Dear Michael –
Out of 40 cousins on my mom’s side the family, you are one that I have actually gotten to know fairly well. Being the “East Coast” cousins, I’m so glad that our families have spent Thanksgiving and Easter together over the years, although not as frequently lately as children have grown and life is more complicated.
I’m thankful that you live near Washington, D.C., so that every time work took me to the area when I was in the military and Homeland Security, I was able to spend time with you and your siblings and parents.
It also has worked out nicely that your house is just about the halfway point between my home and my in-laws. We’ve been fortunate enough to see you a few times as we’ve traveled up and down the East coast.
You’ve grown into such a sweet, kind, quiet, and oh-so-incredibly-intelligent young man from the fiesty little blond child you once were.

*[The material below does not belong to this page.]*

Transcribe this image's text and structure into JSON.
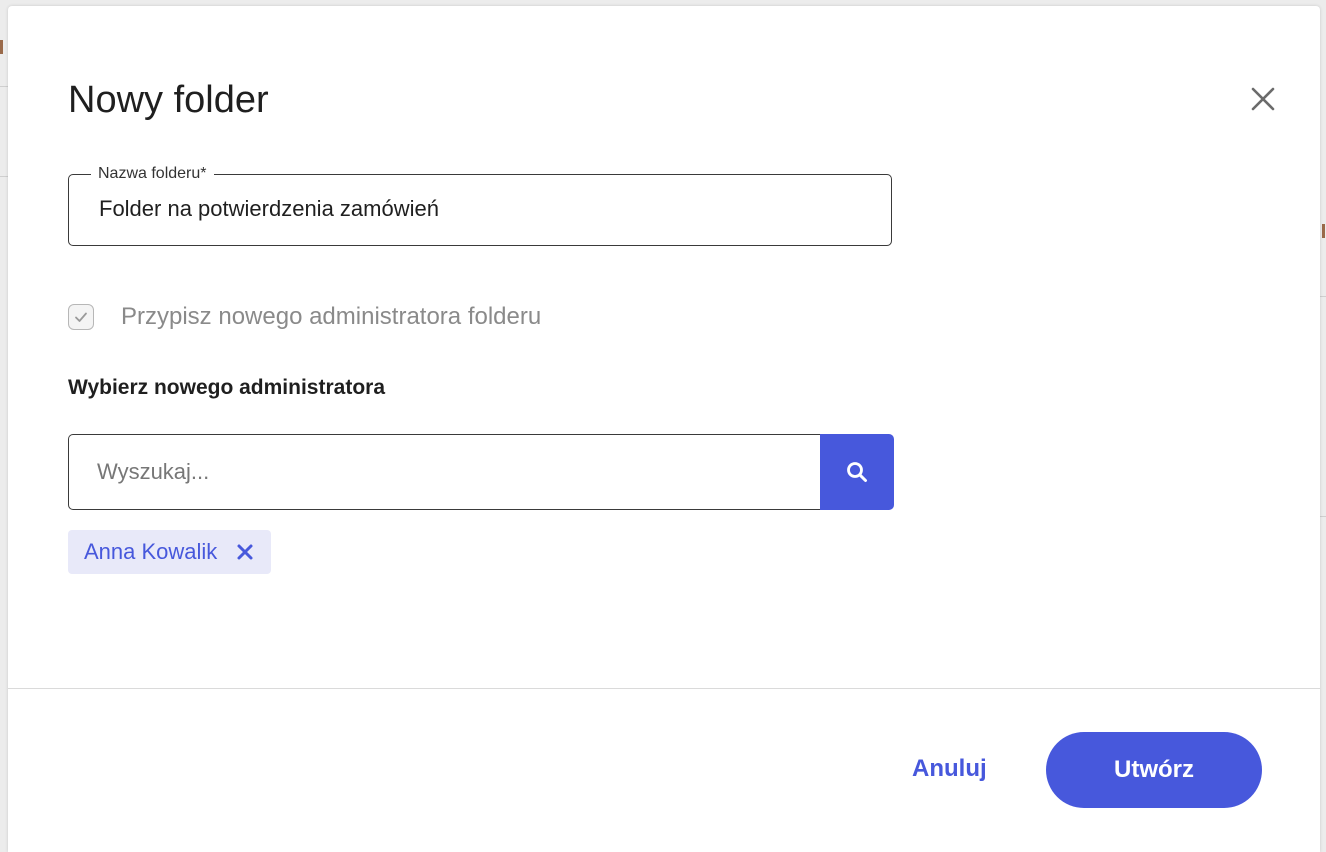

I have memories of you telling me your stories – filled with imagination and intrigue… even at the tender age of seven or eight, your imagination far surpassed any other boy I’d ever met. As you grew, so has your ability to tell stories and to bring others into your world of fantasy and adventure. I treasure the memory of you taking my four-year-old son under your protective wing, and although you were a mature 12, you played with him. You made him a board game so that he could keep playing the game on the journey home. For YEARS, Bug would ask, “When are we going back to see Michael?”
We haven’t been back enough.
I’ve missed most of the last few years of your life. But I’ve watched from afar. I’ve watched how you’ve had to adjust your dreams and goals and ambitions due to physical constraints. I’ve watched how you’ve rolled with the punches, never complaining about the hand you’ve been dealt.
I didn’t know much about Crohn’s disease when you received your diagnosis a couple of years ago. Even after your father told the family the news, it still didn’t truly register that you were suffering from inflammation of the lining of your digestive tract, causing abdominal pain, severe diarrhea, fatigue, weight loss and malnutrition.
The conversation that we had on Grandma’s farm last summer left a long impression with me. You so sweetly answered all of my questions and spoke so intelligently and calmly about the fact that you were on a diet consisting only of Boost to try to calm down your intestines and reduce the pain. Sweet 16 year old boy, who should be running around and causing trouble…
I didn’t know that as a 15 year old child you would become a man because of the pain caused by this disease. But I do know a little something about chronic pain. And I know that a child should never have to face this. Yet Michael, you are a warrior. You never complain, you take it like a man.
Tomorrow you’ll be undergoing a major surgery. I know that you are scared. I know your parents are scared. No parent wants to see their child suffer. It is a terrifying experience watching your baby (even if you are 17!) be wheeled off into surgery.
But you are a champ.
Be strong Michael. Be brave.
I love you.
Crohn’s Disease in Children and Teens
- Abdominal pain, often in the lower right area.
- Rectal bleeding.
- Obvious blood in the stools or black, tarlike stools.
- Weight loss.
- Failure to grow.
How is Crohn’s disease treated and managed in children and teens?
Treatment of Crohn’s disease depends on how severe it is and where it’s located. The disease can sometimes go into remission on its own. So it’s not always possible to determine whether a specific treatment has been effective. When Crohn’s disease is active, treatment is aimed at controlling inflammation, correcting nutritional deficiencies, and relieving symptoms such as pain, diarrhea, and fever.
In general, medications are the first step in treating Crohn’s disease in children and teens. Some of these drugs include anti-inflammatories, antibiotics, antidiarrheals, and immune-suppressing drugs (including corticosteroids). For those patients who have nutritional deficiencies, supplements are often prescribed. There are also some studies researching dietary modification including an all liquid diet.